WORK ORDER:
Every line of the data that includes "this" should be copied out.
═════ GIVEN DATA
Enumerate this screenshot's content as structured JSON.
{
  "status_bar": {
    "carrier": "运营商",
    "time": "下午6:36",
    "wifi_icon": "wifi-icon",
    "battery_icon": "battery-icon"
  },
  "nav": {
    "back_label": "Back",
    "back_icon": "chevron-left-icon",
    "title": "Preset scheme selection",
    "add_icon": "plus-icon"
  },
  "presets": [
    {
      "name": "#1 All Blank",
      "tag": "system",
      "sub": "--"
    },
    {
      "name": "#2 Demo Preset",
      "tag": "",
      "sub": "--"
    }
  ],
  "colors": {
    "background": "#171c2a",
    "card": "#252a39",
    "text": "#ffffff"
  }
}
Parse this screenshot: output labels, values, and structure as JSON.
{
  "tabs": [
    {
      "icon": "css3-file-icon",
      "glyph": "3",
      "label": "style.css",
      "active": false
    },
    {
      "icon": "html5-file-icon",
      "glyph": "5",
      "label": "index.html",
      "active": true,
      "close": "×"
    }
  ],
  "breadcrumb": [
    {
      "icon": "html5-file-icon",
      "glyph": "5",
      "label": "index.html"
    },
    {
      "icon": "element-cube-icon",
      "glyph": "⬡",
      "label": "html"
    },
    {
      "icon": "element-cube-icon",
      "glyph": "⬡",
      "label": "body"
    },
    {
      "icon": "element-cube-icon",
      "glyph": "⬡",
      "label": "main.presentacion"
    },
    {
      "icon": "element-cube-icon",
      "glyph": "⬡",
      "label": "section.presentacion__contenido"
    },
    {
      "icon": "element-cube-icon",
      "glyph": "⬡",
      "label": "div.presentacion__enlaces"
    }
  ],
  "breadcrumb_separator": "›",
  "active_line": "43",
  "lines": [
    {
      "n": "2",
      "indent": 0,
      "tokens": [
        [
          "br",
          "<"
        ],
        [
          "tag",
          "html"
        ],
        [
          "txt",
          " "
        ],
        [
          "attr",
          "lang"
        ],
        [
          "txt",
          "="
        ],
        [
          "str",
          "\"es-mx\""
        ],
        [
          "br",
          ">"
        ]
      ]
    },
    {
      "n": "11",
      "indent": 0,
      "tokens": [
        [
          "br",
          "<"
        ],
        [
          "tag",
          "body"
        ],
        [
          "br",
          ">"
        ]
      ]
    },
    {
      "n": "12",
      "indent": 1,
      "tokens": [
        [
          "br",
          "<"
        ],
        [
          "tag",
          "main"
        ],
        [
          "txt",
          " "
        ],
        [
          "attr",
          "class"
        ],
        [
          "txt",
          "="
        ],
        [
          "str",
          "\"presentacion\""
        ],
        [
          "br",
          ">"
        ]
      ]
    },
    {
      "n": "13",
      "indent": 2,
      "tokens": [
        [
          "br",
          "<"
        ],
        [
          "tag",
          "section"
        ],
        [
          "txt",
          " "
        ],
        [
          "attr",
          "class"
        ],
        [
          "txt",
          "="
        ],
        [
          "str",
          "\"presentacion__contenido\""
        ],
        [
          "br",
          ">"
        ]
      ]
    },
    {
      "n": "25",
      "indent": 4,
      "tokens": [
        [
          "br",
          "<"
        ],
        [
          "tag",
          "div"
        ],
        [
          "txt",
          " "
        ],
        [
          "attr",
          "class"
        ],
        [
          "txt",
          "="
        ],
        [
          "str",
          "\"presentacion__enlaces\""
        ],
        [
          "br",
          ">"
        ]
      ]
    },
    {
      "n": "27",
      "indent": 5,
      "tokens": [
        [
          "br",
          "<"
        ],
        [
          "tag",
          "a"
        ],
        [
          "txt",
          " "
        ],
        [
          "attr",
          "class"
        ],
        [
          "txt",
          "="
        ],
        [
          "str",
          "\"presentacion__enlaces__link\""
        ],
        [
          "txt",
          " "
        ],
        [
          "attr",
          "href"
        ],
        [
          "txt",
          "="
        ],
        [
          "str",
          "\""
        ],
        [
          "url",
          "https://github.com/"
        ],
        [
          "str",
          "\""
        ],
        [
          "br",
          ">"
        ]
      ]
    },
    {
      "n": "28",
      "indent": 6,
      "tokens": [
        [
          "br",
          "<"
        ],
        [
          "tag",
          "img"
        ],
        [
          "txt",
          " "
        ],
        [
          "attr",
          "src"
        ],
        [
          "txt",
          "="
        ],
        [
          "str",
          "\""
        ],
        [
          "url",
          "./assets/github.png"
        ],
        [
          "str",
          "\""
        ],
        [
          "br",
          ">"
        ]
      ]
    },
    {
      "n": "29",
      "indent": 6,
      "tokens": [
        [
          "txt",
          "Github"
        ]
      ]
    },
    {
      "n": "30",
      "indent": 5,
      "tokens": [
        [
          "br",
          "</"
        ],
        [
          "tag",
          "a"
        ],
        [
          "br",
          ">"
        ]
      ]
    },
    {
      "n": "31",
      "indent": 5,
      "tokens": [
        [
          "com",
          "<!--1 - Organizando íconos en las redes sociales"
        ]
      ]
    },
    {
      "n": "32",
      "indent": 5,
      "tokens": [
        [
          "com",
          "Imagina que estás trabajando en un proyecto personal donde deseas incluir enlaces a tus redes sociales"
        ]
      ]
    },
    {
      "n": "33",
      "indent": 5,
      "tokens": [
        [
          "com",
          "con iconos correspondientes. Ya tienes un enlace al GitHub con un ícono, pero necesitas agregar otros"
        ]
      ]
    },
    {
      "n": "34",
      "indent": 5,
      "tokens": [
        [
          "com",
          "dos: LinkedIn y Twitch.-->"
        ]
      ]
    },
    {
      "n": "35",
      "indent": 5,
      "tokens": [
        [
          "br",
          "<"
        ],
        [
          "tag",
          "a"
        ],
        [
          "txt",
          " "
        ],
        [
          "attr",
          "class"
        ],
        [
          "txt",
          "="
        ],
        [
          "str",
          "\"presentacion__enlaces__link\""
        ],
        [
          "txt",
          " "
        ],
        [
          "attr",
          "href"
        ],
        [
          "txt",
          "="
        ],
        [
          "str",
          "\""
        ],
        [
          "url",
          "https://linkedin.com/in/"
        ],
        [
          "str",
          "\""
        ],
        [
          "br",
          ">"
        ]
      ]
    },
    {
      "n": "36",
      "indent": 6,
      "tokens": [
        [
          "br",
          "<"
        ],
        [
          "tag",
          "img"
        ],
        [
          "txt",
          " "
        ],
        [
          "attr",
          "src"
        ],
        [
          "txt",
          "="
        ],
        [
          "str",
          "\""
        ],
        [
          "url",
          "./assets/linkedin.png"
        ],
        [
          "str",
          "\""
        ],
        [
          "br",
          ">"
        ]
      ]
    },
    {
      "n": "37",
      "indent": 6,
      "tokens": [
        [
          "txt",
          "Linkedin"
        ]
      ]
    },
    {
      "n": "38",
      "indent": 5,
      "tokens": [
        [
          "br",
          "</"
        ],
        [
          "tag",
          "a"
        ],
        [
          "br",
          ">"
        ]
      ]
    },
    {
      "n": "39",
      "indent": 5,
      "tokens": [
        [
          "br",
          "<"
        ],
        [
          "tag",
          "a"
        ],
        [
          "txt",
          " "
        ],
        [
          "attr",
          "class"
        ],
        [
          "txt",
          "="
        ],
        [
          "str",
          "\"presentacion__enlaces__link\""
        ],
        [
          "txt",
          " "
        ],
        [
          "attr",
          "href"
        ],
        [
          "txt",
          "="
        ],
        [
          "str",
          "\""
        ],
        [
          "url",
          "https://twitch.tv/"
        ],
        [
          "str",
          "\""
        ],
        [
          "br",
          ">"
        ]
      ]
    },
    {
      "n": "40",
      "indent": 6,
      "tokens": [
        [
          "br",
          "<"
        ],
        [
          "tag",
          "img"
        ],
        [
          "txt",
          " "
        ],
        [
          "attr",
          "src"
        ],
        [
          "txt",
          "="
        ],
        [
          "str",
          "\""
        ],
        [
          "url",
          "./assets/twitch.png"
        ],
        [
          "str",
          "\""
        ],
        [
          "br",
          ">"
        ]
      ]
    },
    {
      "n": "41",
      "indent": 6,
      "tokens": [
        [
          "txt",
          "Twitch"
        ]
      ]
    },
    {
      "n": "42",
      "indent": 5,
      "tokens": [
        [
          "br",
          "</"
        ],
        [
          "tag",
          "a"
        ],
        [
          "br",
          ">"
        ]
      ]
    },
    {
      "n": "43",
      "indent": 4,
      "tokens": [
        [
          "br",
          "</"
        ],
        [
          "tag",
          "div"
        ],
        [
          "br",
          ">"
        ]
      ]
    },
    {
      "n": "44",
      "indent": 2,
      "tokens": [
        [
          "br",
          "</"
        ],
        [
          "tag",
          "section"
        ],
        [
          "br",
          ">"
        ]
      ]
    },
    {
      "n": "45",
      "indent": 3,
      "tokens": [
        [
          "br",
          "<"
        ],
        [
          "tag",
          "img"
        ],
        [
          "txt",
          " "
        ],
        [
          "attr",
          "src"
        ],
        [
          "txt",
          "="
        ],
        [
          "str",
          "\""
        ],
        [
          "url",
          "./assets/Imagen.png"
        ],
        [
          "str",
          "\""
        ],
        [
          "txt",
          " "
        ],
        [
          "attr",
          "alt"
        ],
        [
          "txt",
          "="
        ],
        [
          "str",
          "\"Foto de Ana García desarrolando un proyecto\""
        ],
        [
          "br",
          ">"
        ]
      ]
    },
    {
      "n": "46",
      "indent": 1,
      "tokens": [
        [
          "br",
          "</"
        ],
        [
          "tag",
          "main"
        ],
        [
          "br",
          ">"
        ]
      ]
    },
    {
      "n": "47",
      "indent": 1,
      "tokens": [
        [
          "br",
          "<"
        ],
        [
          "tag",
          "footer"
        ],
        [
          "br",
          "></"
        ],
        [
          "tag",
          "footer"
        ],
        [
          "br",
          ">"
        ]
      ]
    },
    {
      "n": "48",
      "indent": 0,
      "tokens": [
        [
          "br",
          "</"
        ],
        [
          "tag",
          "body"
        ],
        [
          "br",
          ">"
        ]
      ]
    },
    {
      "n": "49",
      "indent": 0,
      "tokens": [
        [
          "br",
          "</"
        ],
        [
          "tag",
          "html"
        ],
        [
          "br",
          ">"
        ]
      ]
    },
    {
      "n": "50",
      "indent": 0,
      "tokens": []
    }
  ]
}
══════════
COMPLETED TASK:
Enumerate this screenshot's content as structured JSON.
Parse this screenshot: output labels, values, and structure as JSON.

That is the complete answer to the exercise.